Updated: May 26, 2012 8:02AM
Q. I don’t have a dog, but I often buy presents for the many deserving dogs I know. So I’ve noticed the catalogs always display a variety of furry chew-toys for dogs.
Every time I hear of a small dog being bitten or mauled by a larger dog, I wonder if the bigger dog even realized that his plaything was another dog and not a rag doll. Why hasn’t anyone called for a ban on toys that look like animals? Am I correct to worry about this?
A. You are correct to worry. You also are correct to worry about an asteroid hitting Earth. Furry chew toys do imitate critters in the wild, with one exception — they are utterly passive. A dog can have his way with them. This activity satisfies the dog’s instinct to chew and shake the life out of something and, yes, it’s all in good fun. When Dog Lady first became a dog keeper, she was aghast at the antics of dog play. Rough wrestling, though, is healthy for dogs. Sure, some untrained dogs with aggressive instincts can lead a life of crime. Yet, for the majority of dogs, a stuffed toy provides a toothless tiger of an outlet.
Q. I have a wonderful dog named Cassady who’s great with people but not so much with other dogs. I am moving to Alaska and really want to take her with me, but flight regulations for animals say they cannot be muzzled. Do I need to worry about her not wearing a muzzle?
A. All dogs traveling in the cargo hold of airplanes must be caged, so unless they escape, they are strapped in for the entire flight. The airlines ban muzzles on dogs to decrease the risk of liability should the jaw restraint injure the dog. Keeping your dog contained from the moment you enter the airport ensures Cassady will be protected from mixing it up with other dogs.
Dog Lady gets the heebie-jeebies thinking about dogs in the air.
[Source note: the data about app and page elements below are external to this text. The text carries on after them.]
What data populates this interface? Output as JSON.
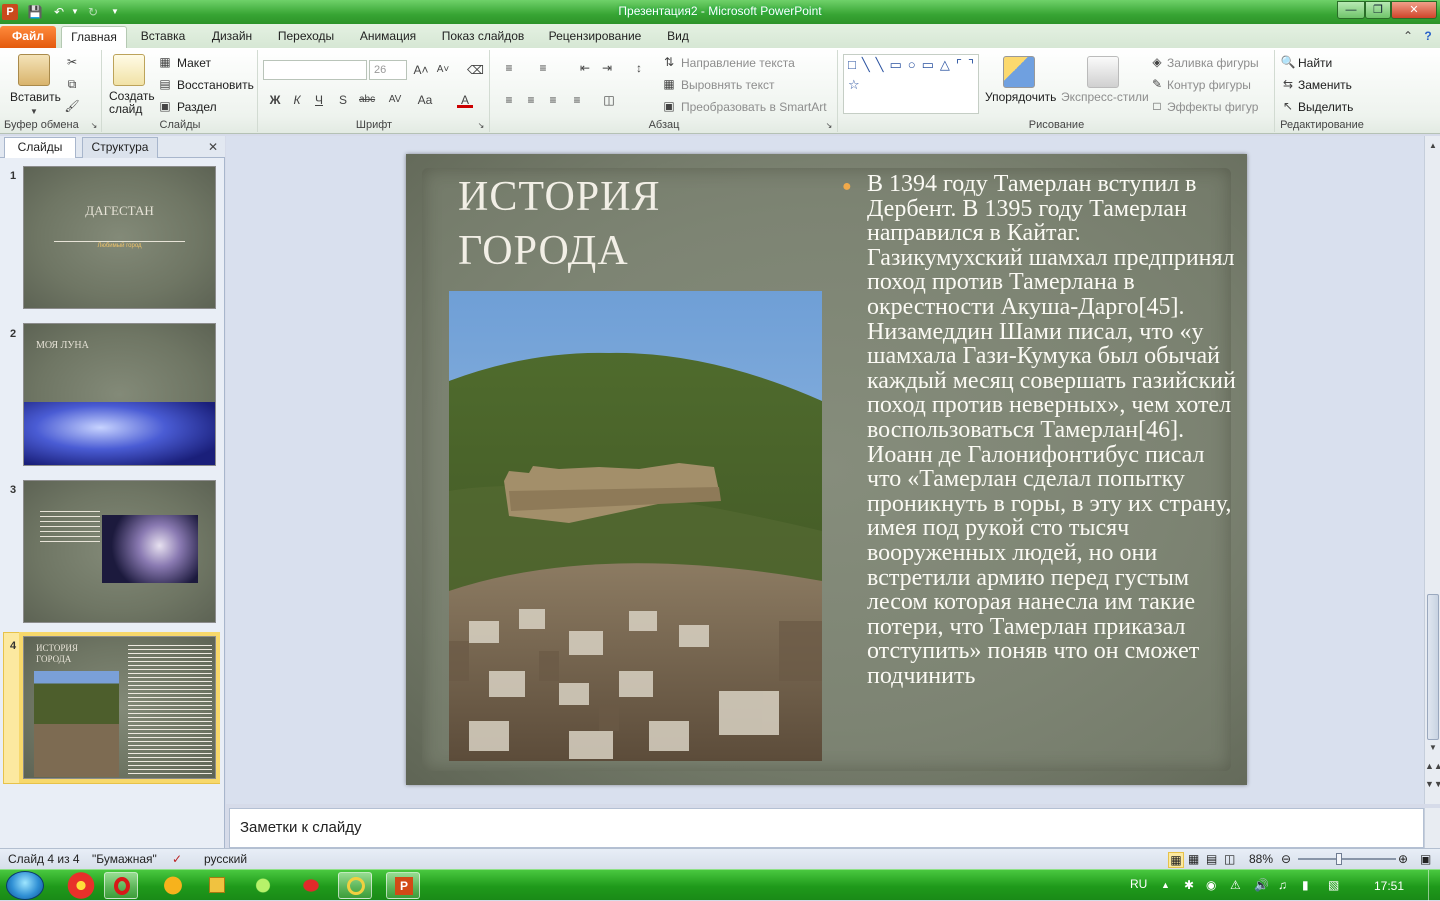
{
  "window": {
    "title": "Презентация2 - Microsoft PowerPoint"
  },
  "ribbon_tabs": [
    {
      "label": "Файл"
    },
    {
      "label": "Главная"
    },
    {
      "label": "Вставка"
    },
    {
      "label": "Дизайн"
    },
    {
      "label": "Переходы"
    },
    {
      "label": "Анимация"
    },
    {
      "label": "Показ слайдов"
    },
    {
      "label": "Рецензирование"
    },
    {
      "label": "Вид"
    }
  ],
  "ribbon": {
    "clipboard": {
      "paste": "Вставить",
      "group": "Буфер обмена"
    },
    "slides": {
      "new_slide": "Создать слайд",
      "layout": "Макет",
      "reset": "Восстановить",
      "section": "Раздел",
      "group": "Слайды"
    },
    "font": {
      "font_size": "26",
      "group": "Шрифт"
    },
    "paragraph": {
      "text_direction": "Направление текста",
      "align_text": "Выровнять текст",
      "smartart": "Преобразовать в SmartArt",
      "group": "Абзац"
    },
    "drawing": {
      "arrange": "Упорядочить",
      "quick_styles": "Экспресс-стили",
      "fill": "Заливка фигуры",
      "outline": "Контур фигуры",
      "effects": "Эффекты фигур",
      "group": "Рисование"
    },
    "editing": {
      "find": "Найти",
      "replace": "Заменить",
      "select": "Выделить",
      "group": "Редактирование"
    }
  },
  "pane_tabs": {
    "slides": "Слайды",
    "outline": "Структура"
  },
  "thumbnails": [
    {
      "num": "1",
      "title": "ДАГЕСТАН",
      "subtitle": "Любимый город"
    },
    {
      "num": "2",
      "title": "МОЯ ЛУНА"
    },
    {
      "num": "3"
    },
    {
      "num": "4",
      "title": "ИСТОРИЯ ГОРОДА"
    }
  ],
  "slide": {
    "title": "ИСТОРИЯ ГОРОДА",
    "body": "В 1394 году Тамерлан вступил в Дербент. В 1395 году Тамерлан направился в Кайтаг. Газикумухский шамхал предпринял поход против Тамерлана в окрестности Акуша-Дарго[45]. Низамеддин Шами писал, что «у шамхала Гази-Кумука был обычай каждый месяц совершать газийский поход против неверных», чем хотел воспользоваться Тамерлан[46]. Иоанн де Галонифонтибус писал что «Тамерлан сделал попытку проникнуть в горы, в эту их страну, имея под рукой сто тысяч вооруженных людей, но они встретили армию перед густым лесом которая нанесла им такие потери, что Тамерлан приказал отступить» поняв что он сможет подчинить"
  },
  "notes_placeholder": "Заметки к слайду",
  "status": {
    "slide_counter": "Слайд 4 из 4",
    "theme": "\"Бумажная\"",
    "language": "русский",
    "zoom": "88%"
  },
  "taskbar": {
    "lang": "RU",
    "clock": "17:51"
  },
  "colors": {
    "accent_green": "#38a534",
    "file_tab": "#e35a0d",
    "bullet": "#f0a94a",
    "selection": "#f7d86b"
  }
}
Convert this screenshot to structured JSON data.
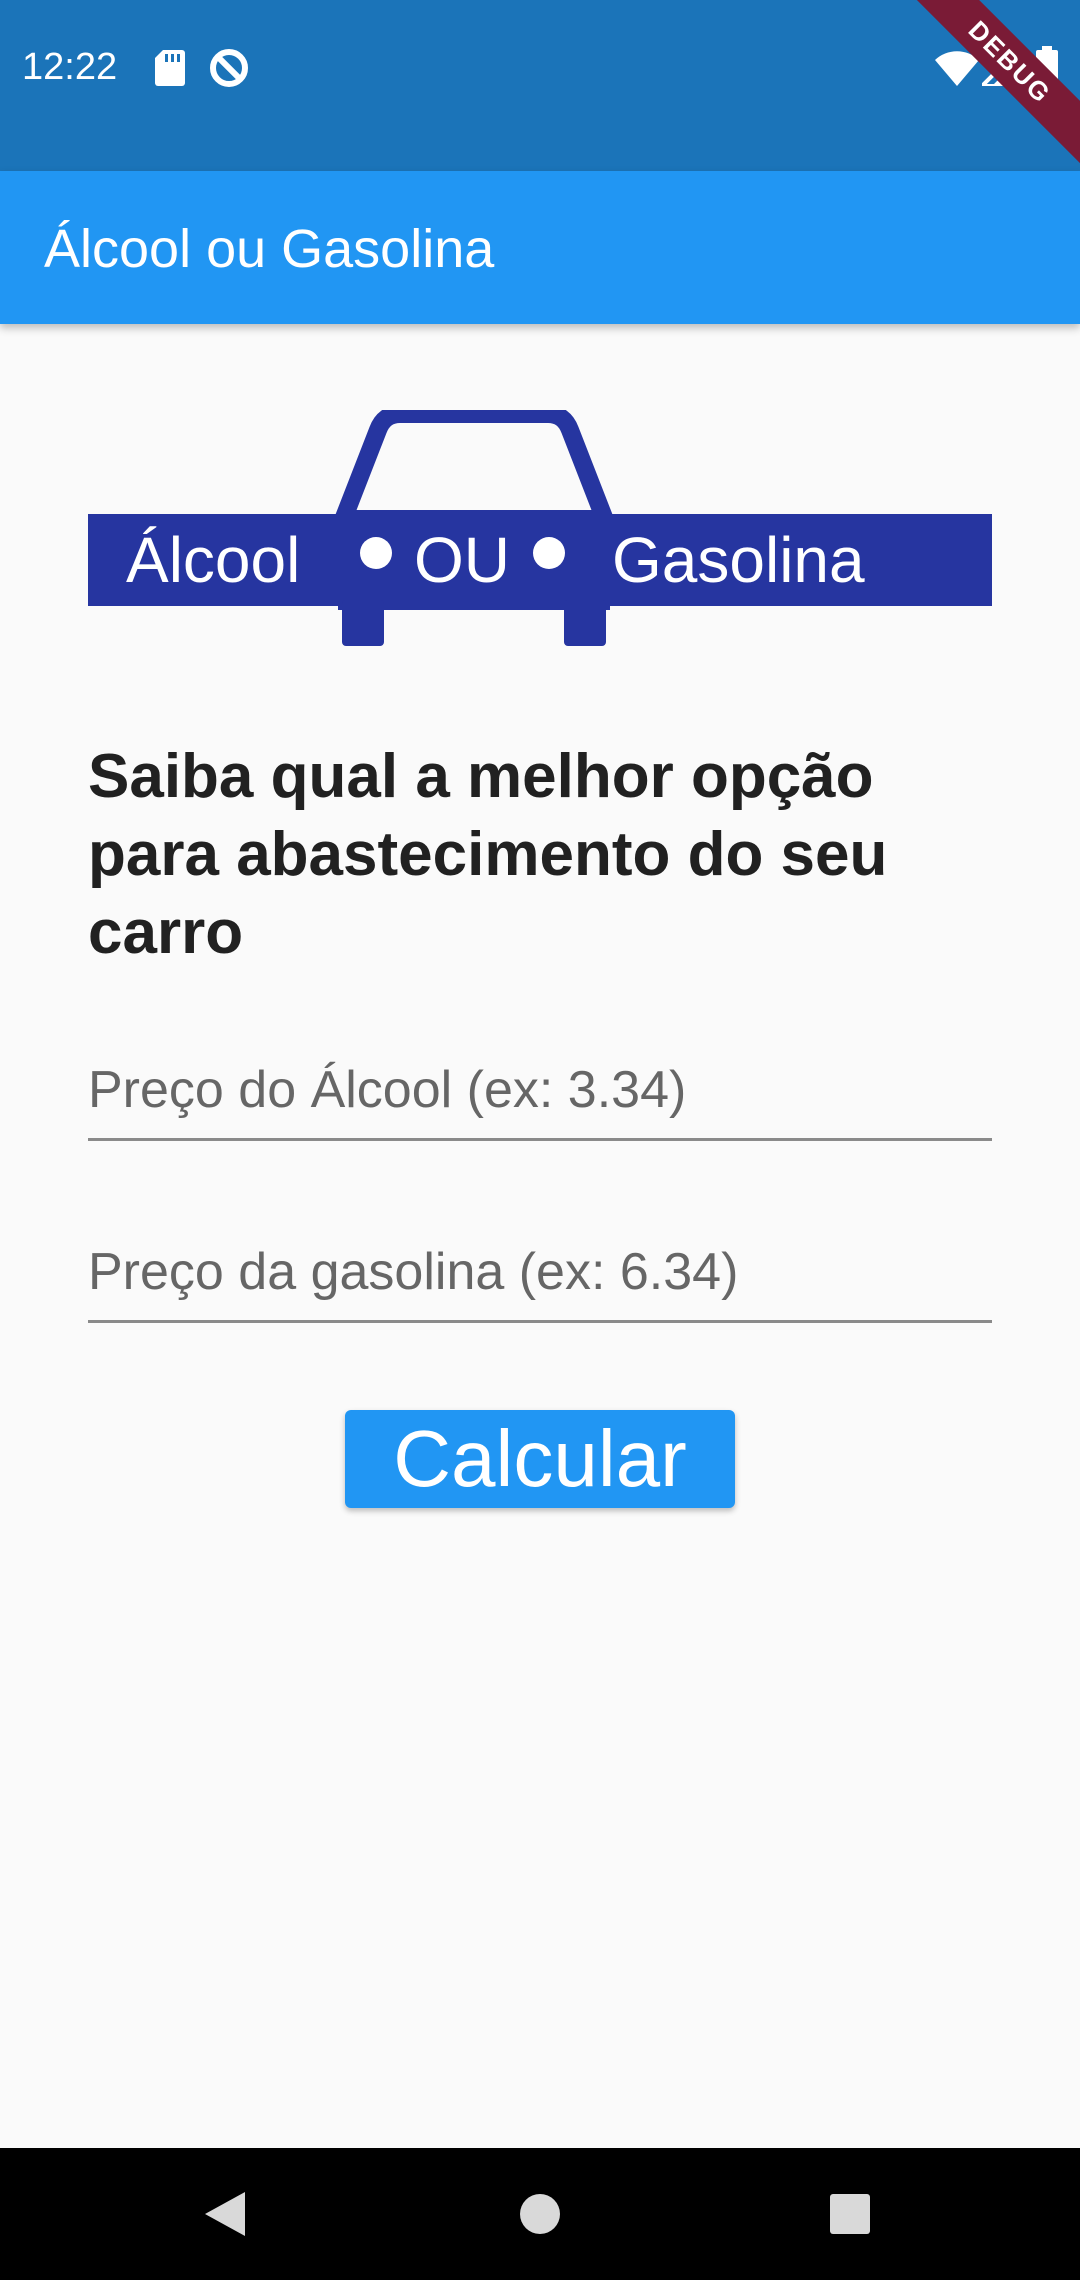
{
  "status_bar": {
    "time": "12:22",
    "debug_label": "DEBUG",
    "icons": [
      "sd-card-icon",
      "data-saver-icon",
      "wifi-icon",
      "signal-icon",
      "battery-icon"
    ]
  },
  "app_bar": {
    "title": "Álcool ou Gasolina"
  },
  "logo": {
    "left_word": "Álcool",
    "middle_word": "OU",
    "right_word": "Gasolina",
    "color": "#2635a0"
  },
  "main": {
    "headline": "Saiba qual a melhor opção para abastecimento do seu carro",
    "alcohol_field": {
      "value": "",
      "placeholder": "Preço do Álcool (ex: 3.34)"
    },
    "gasoline_field": {
      "value": "",
      "placeholder": "Preço da gasolina (ex: 6.34)"
    },
    "calculate_button": "Calcular"
  },
  "colors": {
    "status_bar": "#1b74b9",
    "app_bar": "#2196f3",
    "button": "#2196f3",
    "background": "#fafafa",
    "debug_banner": "#7a1b36"
  },
  "nav_bar": {
    "icons": [
      "back-icon",
      "home-icon",
      "recents-icon"
    ]
  }
}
If there is no other way to transport Cassady to Alaska, you must hold your breath and hope she arrives safely.